DAVID D. KIELY, Appellant-Petitioner,
KATHRYN STARNES-KIELY, Appellee-Respondent
These opinions are not precedents and cannot be cited or relied upon unless used when establishing res judicata or collateral estoppel or in actions between the same party. Indiana Rules of Appellate Procedure 65(D).
APPEAL FROM THE DAVIESS CIRCUIT COURT. The Honorable Gregory A. Smith, Judge. Cause No. 14C01-1008-DR-388.
ATTORNEY FOR APPELLANT: KEITH W. VONDERAHE, Ziemer, Stayman, Weitzel & Shoulders, LLP, Evansville, Indiana.
VAIDIK, Chief Judge. RILEY, J., and PYLE, J., concur.
MEMORANDUM DECISION - NOT FOR PUBLICATION
VAIDIK, Chief Judge.
This is the second appeal in this dissolution case. In the first appeal, David D. Kiely ("Husband") challenged the trial court's nearly equal division of the marital estate. Specifically, Husband took issue with the trial court's treatment of property he had inherited from his father, which constituted about half of the total marital estate. Husband argued that he was entitled to all of the inherited property and half of the remaining marital estate--the non-inherited property. In other words, Husband sought significantly more than half of the total marital estate.
We were unable to sufficiently address Husband's claim because of conflicting language in the trial court's order. The court seemed to imply that Husband had rebutted the presumption of an equal division but nonetheless divided the marital estate nearly equally. And elsewhere in the record, the trial court appeared to suggest that it intended to give Husband all of the inherited property and half of the remaining estate, yet it had not done so. We therefore remanded for clarification.
On remand, the trial court clarified its intent to divide the marital estate equally. In light of this and our deferential standard of review, we affirm.
Facts and Procedural History
Husband and Wife were married in December 1990. Fifteen years later, while they were still married, Husband inherited a number of assets from his father. These assets included real estate in Indiana and Kentucky--including an office building in Evansville--stock in various companies, such as Pfizer, Verizon, and Vectren, valuable coins, and artwork. The total value of these items was approximately $278,000.
Husband filed a petition for dissolution of marriage
in 2010. In addition to the items inherited by Husband, the parties had
accumulated other marital assets, including real estate, stock, and financial
accounts. In April 2012, the trial court entered an order resolving all issues
related to the parties' children and the marital estate.
In its order, the trial court explained that both the inherited and non-inherited assets were marital property subject to division. The court made a number of findings concerning the inherited property, including the following:
There is no evidence that the Wife contributed, in any way, to the acquisition or preservation of the inherited assets.
The parties had been married for approximately fifteen (15) years before the Husband's father died.

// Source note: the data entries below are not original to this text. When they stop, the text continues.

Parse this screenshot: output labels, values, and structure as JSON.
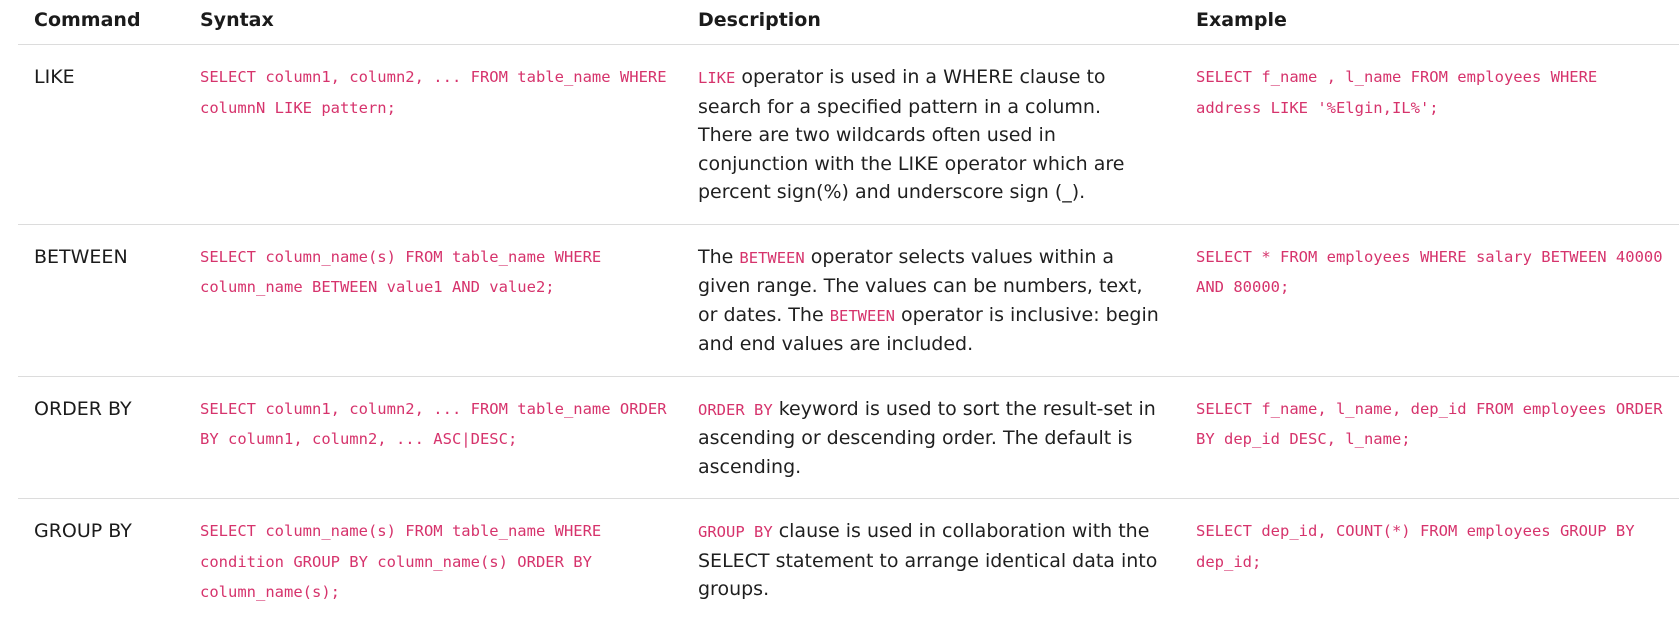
{
  "table": {
    "headers": {
      "command": "Command",
      "syntax": "Syntax",
      "description": "Description",
      "example": "Example"
    },
    "rows": [
      {
        "command": "LIKE",
        "syntax": "SELECT column1, column2, ... FROM table_name WHERE columnN LIKE pattern;",
        "description_keyword": "LIKE",
        "description_text": " operator is used in a WHERE clause to search for a specified pattern in a column.",
        "description_extra": "There are two wildcards often used in conjunction with the LIKE operator which are percent sign(%) and underscore sign (_).",
        "example": "SELECT f_name , l_name FROM employees WHERE address LIKE '%Elgin,IL%';"
      },
      {
        "command": "BETWEEN",
        "syntax": "SELECT column_name(s) FROM table_name WHERE column_name BETWEEN value1 AND value2;",
        "description_prefix": "The ",
        "description_keyword": "BETWEEN",
        "description_text": " operator selects values within a given range. The values can be numbers, text, or dates. The ",
        "description_keyword2": "BETWEEN",
        "description_text2": " operator is inclusive: begin and end values are included.",
        "example": "SELECT * FROM employees WHERE salary BETWEEN 40000 AND 80000;"
      },
      {
        "command": "ORDER BY",
        "syntax": "SELECT column1, column2, ... FROM table_name ORDER BY column1, column2, ... ASC|DESC;",
        "description_keyword": "ORDER BY",
        "description_text": " keyword is used to sort the result-set in ascending or descending order. The default is ascending.",
        "example": "SELECT f_name, l_name, dep_id FROM employees ORDER BY dep_id DESC, l_name;"
      },
      {
        "command": "GROUP BY",
        "syntax": "SELECT column_name(s) FROM table_name WHERE condition GROUP BY column_name(s) ORDER BY column_name(s);",
        "description_keyword": "GROUP BY",
        "description_text": " clause is used in collaboration with the SELECT statement to arrange identical data into groups.",
        "example": "SELECT dep_id, COUNT(*) FROM employees GROUP BY dep_id;"
      }
    ]
  },
  "colors": {
    "code": "#d6336c",
    "text": "#1f1f1f",
    "divider": "#dcdcdc"
  }
}
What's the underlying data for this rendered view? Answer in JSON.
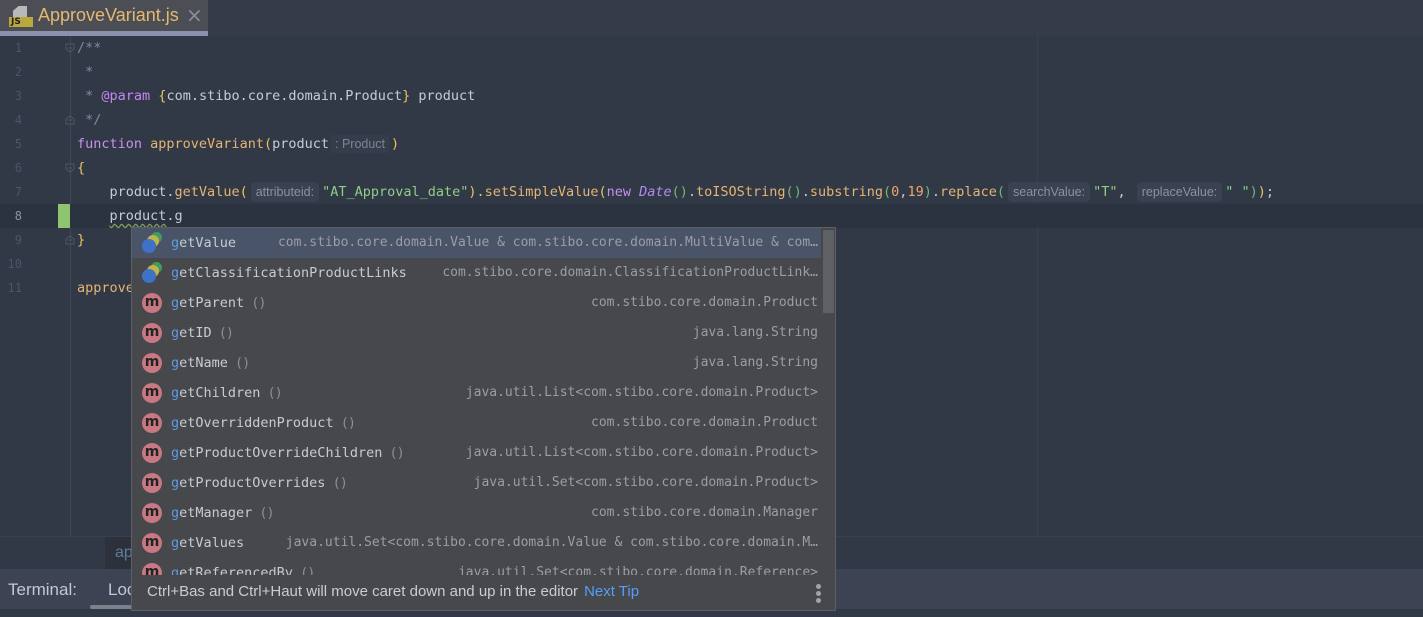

Therefore, the Husband's father could have set aside property for the Wife if he desired to do so, or left the property to the parties jointly.
Not only did the Wife not contribute to the acquisition or preservation of the inherited property, the testimony was that she failed to even visit the Husband's father in the hospital where he was having surgery to ...